There is much to be done to combat an epidemic of sexual exploitation. The approach of organizations, governments and agencies alike must be multi-faceted and address immediate and long-term needs as well as hold perpetrators accountable. The report recommends:

  • Ensuring that displaced women and girls are provided with the basic necessities of life including adequate food, medical care and shelter;
  • Equipping displacement camps with lighting and security to safeguard women and girls against sexual violence;
  • Training medical staff, police, outreach workers, teachers, judges and prosecutors on how to identify and respond to women and girls vulnerable to sexual exploitation;
  • Guaranteeing women’s full participation and leadership in all phases of the reconstruction of Haiti;
  • And complying with international standards and laws on the protection of human rights.

MADRE works with KOFAVIV, a grassroots women’s rights organization in Haiti, to combat the epidemic of sexual violence and exploitation among displaced women and girls. To find out more about our work with KOFAVIV, click here. To learn about how you can help end sexual exploitation in Haiti, click here.

To read the report in full, click here.
To read the press release accompanying the report, click here.
To read some of the stories compiled during the interviews with displaced women and girls, click here.

Additional Resources:

“Rape, homelessness, cholera hound Haiti 2 yrs after quake,” Reuters AlertNet (January 5, 2012)
“Haiti: Seven Places Where Earthquake Money Did and Did Not Go,” Common Dreams (January 3, 2012)
“Child trafficking surges in Haiti,” Al Jazeera (December 25, 2011)
“Haiti: Giving girls a way out,” The Guardian (November 20, 2011)
“A search for sanctuary,” The Guardian (November 20, 2011)
“U.N. Troops Accused of Exploiting Local Women,” IPS News (September 7, 2011)
“Achieving Justice for Victims of Rape and Advancing Women’s Rights: A Comparative Study of Legal Reform,” TrustLaw (September 2011)

“In Haiti, sexual violence, healthcare neglect plague women, girls,” The Los Angeles Times (August 30, 2011)

“Women Turn Spotlight on Haiti’s Silent Rape Epidemic,” IPS News (March 29, 2011)

“Sexual Violence in Haiti’s IDP Camps,” Center for Human Rights and Global
(March 2011)

Ten Years of Torture: MADRE Condemns Human Rights Violations at Guantanamo

Today, on the tenth anniversary of the opening of the Guantanamo prison, MADRE denounces the continued unlawful imprisonment and human rights violations faced by detainees at the facility.

On the first day of President Obama’s presidency, he made a commitment to shut down Guantanamo within a year. That promise has been broken. Three years later, there is little evidence that this Administration is willing to take action to put an end to illegal detention at Guantanamo.

On January 11, 2002, 20 men were transported by the Bush Administration into Guantanamo, the first of hundreds who would be detained there. The ugly legacy of the “war on terror” started by the Bush Administration continues.

Now, a new National Defense Authorization Act signed by President Obama effectively expands the “war on terror” to all corners of the world, with no end in sight.
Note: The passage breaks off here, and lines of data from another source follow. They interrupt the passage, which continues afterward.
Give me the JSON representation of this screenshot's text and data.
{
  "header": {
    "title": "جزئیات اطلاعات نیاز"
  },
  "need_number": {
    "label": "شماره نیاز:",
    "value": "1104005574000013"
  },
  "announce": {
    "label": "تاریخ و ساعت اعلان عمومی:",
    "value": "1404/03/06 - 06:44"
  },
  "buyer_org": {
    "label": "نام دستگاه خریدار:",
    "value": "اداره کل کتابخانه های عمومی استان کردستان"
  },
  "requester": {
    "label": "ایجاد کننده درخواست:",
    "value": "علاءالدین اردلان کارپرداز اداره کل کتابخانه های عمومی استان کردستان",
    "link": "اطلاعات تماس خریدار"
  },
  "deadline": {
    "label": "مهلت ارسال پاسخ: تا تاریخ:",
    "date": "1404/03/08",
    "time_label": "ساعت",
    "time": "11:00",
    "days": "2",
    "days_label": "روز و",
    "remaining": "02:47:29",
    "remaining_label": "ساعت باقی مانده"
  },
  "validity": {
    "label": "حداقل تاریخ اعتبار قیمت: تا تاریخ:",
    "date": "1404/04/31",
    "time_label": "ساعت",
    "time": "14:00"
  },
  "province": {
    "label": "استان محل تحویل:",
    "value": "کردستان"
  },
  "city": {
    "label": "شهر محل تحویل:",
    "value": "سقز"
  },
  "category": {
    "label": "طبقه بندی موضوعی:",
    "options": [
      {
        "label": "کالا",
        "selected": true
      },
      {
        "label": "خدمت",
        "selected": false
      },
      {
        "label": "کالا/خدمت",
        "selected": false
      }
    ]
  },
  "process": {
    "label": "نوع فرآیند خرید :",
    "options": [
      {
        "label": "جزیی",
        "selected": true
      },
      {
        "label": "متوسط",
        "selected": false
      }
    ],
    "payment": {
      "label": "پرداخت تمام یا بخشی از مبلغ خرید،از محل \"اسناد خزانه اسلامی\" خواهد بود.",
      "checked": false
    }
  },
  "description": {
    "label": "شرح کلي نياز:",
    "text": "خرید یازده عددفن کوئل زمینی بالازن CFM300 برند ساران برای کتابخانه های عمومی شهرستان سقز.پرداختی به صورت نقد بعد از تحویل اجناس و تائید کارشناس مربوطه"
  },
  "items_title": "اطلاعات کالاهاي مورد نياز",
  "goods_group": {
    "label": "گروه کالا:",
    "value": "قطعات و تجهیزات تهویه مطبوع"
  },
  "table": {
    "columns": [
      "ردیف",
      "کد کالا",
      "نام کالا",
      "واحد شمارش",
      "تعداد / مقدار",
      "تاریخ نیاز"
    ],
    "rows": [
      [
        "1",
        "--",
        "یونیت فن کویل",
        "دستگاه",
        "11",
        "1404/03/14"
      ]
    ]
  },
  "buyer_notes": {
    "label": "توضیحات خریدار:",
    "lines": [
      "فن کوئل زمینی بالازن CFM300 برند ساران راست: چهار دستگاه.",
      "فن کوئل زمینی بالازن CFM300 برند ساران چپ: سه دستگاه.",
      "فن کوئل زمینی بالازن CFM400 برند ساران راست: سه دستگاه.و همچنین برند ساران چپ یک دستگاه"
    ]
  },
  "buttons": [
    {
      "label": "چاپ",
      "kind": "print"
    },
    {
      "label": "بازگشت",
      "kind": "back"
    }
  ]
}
The new legislation allows the military to arrest suspected terrorists anywhere in the world and hold them indefinitely and without trial. This would even extend to US citizens arrested on US soil, constituting a gross violation of international human rights.

Today, thousands of activists are gathering in Washington, DC for a national day of action against Guantanamo.  MADRE Communications Director Diana Duarte is there, and she will join a human chain from the White House to the Capitol. She will be posting updates on Twitter, and you can follow along on here: